Life, liberty and the pursuit of happiness is a quote from the U.S. Constitution most Americans know by heart. The right to have a healthy peacetime life-- to be free from want, hunger, disease -- is one of the rights that defines happiness. Read why this right is important for young people today. Learn how societies around the world fare in providing freedom from want to all people. And discover ways to help deliver critical basic needs to others.
Most people take it for granted: riding a bike. In the late 1800s, the bicycle first came to the United States from Europe. This new "steel horse" was wildly popular. But for women, who either worked in factories or stayed at home, the bicycle liberated them like nothing ever has. One two-wheeled invention changed fashion, opened doors, and led to a movement in women's rights still felt today.
Slavery in the United States became illegal in the 1860s. Before that, many slaves found their way north by following the Big Dipper, or the Drinking Gourd as they called it. Our story begins in 1880 with Old Ellie and Old Sam, two escaped slaves who share their brave story along the path to freedom called the Underground Railroad.
This book relays the factual details of the Montgomery Bus Boycott through multiple accounts of the event. Readers learn details from the point of view of a civil rights activist, a church leader, and an opponent of the boycott. This book offers opportunities to compare and contrast various narrative perspectives in the text while gathering and analyzing information about an historical event.
Learn background information about Arlington Naitonal Cemetary and the sacrifices of American fallen soldiers.

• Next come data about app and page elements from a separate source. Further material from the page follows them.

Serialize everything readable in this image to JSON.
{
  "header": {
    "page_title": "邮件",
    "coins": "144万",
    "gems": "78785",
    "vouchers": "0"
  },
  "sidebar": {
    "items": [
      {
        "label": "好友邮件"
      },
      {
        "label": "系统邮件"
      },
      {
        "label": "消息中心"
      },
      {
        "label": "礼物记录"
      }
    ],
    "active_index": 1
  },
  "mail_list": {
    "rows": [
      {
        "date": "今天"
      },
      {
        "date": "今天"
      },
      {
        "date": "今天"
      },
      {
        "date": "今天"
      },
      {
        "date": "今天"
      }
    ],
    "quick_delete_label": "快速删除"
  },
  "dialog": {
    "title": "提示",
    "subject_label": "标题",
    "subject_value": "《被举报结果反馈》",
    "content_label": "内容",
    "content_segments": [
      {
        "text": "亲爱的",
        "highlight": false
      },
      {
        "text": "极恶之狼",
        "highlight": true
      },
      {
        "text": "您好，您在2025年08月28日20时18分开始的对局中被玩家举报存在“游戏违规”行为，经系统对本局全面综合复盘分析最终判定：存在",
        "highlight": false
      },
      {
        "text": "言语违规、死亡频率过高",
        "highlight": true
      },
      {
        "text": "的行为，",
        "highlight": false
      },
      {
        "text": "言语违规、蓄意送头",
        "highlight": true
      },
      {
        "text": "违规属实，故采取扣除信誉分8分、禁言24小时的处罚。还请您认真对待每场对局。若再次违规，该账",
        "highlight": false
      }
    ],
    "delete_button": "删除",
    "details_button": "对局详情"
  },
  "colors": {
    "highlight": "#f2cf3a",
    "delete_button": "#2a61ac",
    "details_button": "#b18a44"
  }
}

Learn detailed information about the Korean War Memorial and basic history about this war.